|Brexit Shadow Looms Over Shepherd's Bush Property Market|
But falling prices make north of W12 a magnet for buyers on a budget
The long shadow of Brexit appears to be looming over the Shepherd's Bush property market, with the latest figures from the Land Registry showing very low levels of sales and prices down across the board.
After a hopeful start to 2019, with the overall average price in W12 rising to £895,830, it plummeted to just £709,894 during the second quarter.
This is of course very bad news for local estate agents, but it is a welcome development buyers on a budget, as the north of Shepherd's Bush is now by far the most affordable area in our borough.
Between April and June, both houses and flats were sold at prices that were unheard of just a year ago - houses under £500,000 and flats under £200,000.
At the top end of the market very few transactions were recorded. In the previous three months, a number of family homes changed hands priced above £2million, including W12's second most expensive property, a six bedroom house in Palgrave Road priced £3,650,000.
This time, there were only two houses priced above the two million mark, a terraced house in St Stephen's Avenue which sold for £2,570,000 and a newly built semi-detached house in the exclusive Aubury Place gated development in Emlyn Road, pictures above, which fetched £2,450,000.
And while there were a handful priced between £1 and £2 million, the majority of terraced houses were sold for well under £1,000,000, including two in Erconwald Street in Old Oak priced £440,00 and £595,000 and two in neighbouring Wulfstan Street which fetched £460,000 and £495,000.
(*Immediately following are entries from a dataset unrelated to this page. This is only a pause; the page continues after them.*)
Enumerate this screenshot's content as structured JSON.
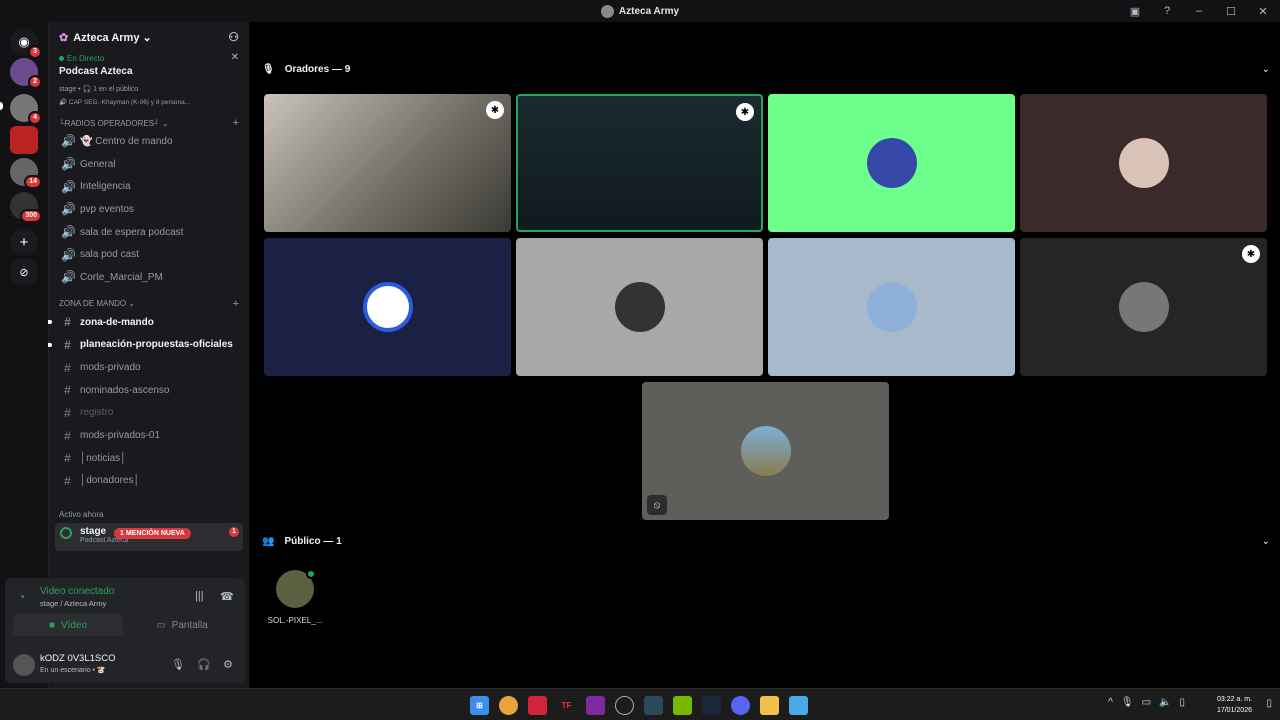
{
  "window": {
    "title": "Azteca Army"
  },
  "guilds": {
    "badges": [
      "3",
      "2",
      "4",
      "14",
      "300"
    ]
  },
  "server": {
    "name": "Azteca Army ⌄"
  },
  "live": {
    "label": "En Directo",
    "name": "Podcast Azteca",
    "meta": "stage • 🎧 1 en el público",
    "speakers": "🔊 CAP SEG.-Khayman (K-06) y 8 persona..."
  },
  "categories": {
    "radios": "└RADIOS OPERADORES┘ ⌄",
    "zona": "ZONA DE MANDO ⌄"
  },
  "voice_channels": [
    "👻 Centro de mando",
    "General",
    "Inteligencia",
    "pvp eventos",
    "sala de espera podcast",
    "sala pod cast",
    "Corte_Marcial_PM"
  ],
  "text_channels": [
    "zona-de-mando",
    "planeación-propuestas-oficiales",
    "mods-privado",
    "nominados-ascenso",
    "registro",
    "mods-privados-01",
    "│noticias│",
    "│donadores│"
  ],
  "active_now": {
    "label": "Activo ahora",
    "stage_name": "stage",
    "stage_sub": "Podcast Azteca",
    "mention": "1 MENCIÓN NUEVA",
    "mention_count": "1"
  },
  "voice_panel": {
    "title": "Video conectado",
    "sub": "stage / Azteca Army",
    "video_label": "Vídeo",
    "screen_label": "Pantalla"
  },
  "user": {
    "name": "kODZ 0V3L1SCO",
    "status": "En un escenario • 🐮"
  },
  "speakers_section": {
    "label": "Oradores — 9"
  },
  "audience_section": {
    "label": "Público — 1"
  },
  "audience": [
    {
      "name": "SOL.-PIXEL_..."
    }
  ],
  "colors": {
    "accent_green": "#23a55a",
    "mention_red": "#da373c",
    "tile_green": "#6cff8c"
  },
  "taskbar": {
    "time": "03:22 a. m.",
    "date": "17/01/2026"
  }
}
Flat sales in spring followed the same pattern, with just one new flat, priced £655,000 changing hands at the previously busy Television Centre, and the majority in the traditional market selling for well under £400,000. They included one flat in Fraser Court in Heathstan Road, south of Du Cane Road, sold for £134,000 and another in Balmoral Mews priced £245,000.
Estate agent Savills says these price 'corrections' were initially triggered by new stamp duty rates and affordability pressures, and since then, prices have slowly corrected as Brexit dampened confidence in the market.
Savills adds: "Looking forward, we are forecasting a relatively subdued market across prime London while Brexit negotiations continue and we then enter a transition period. However, low levels of available stock should help to prevent any further significant price falls.
"Once uncertainty clears, there is the potential for pent-up demand from those currently sitting on the fence to lead to more activity, but this may not necessarily translate into price increases straight away.
"The fundamental reasons that buyers are drawn to prime West London still remain: the region has good schools, an abundance of green spaces, and plenty of connectivity to central London."
According to the Nationwide House Price Index the average sale price in London was £465,722 down by 3.8% in the second quarter compared to the previous three months. Over the last year prices are down by 0.7% This is the eighth consecutive quarterly decline for London in a row. Moreover, prices in the capital are still only around 5% below the all-time highs recorded on Q1 2017 and c50% above their 2007 levels (by comparison, UK prices are only around 17% higher over the same period).
For the UK as a whole the average sale price was up by 0.4% over the last year to £215,910 with Northern Ireland seeing the strongest performance.
Commenting on the figures, Robert Gardner, Nationwide's Chief Economist, said, “Survey data suggests that new buyer enquiries and consumer confidence have remained subdued in recent months. Nevertheless, indicators of housing market activity, such as the number of mortgages approved for house purchase, have remained broadly stable.
“Housing market trends are likely to continue to mirror developments in the broader economy. While healthy labour market conditions and low borrowing costs will provide underlying support, uncertainty is likely to continue to act as a drag on sentiment and activity, with price growth and transaction levels remaining close to current levels over the coming months.”
The RICS UK Residential Market Survey for the second quarter concluded, “Although anecdotal commentary from respondents remains generally a little downbeat, contributors reported a rise in buyer demand, that new instructions have held steady, and that newly agreed sales also edged into positive territory for the first time in twenty-eight months.”
The numbers below are subject to revision as is it usual that some properties are added late to the Land Registry's database.
Source: Land Registry
August 19, 2019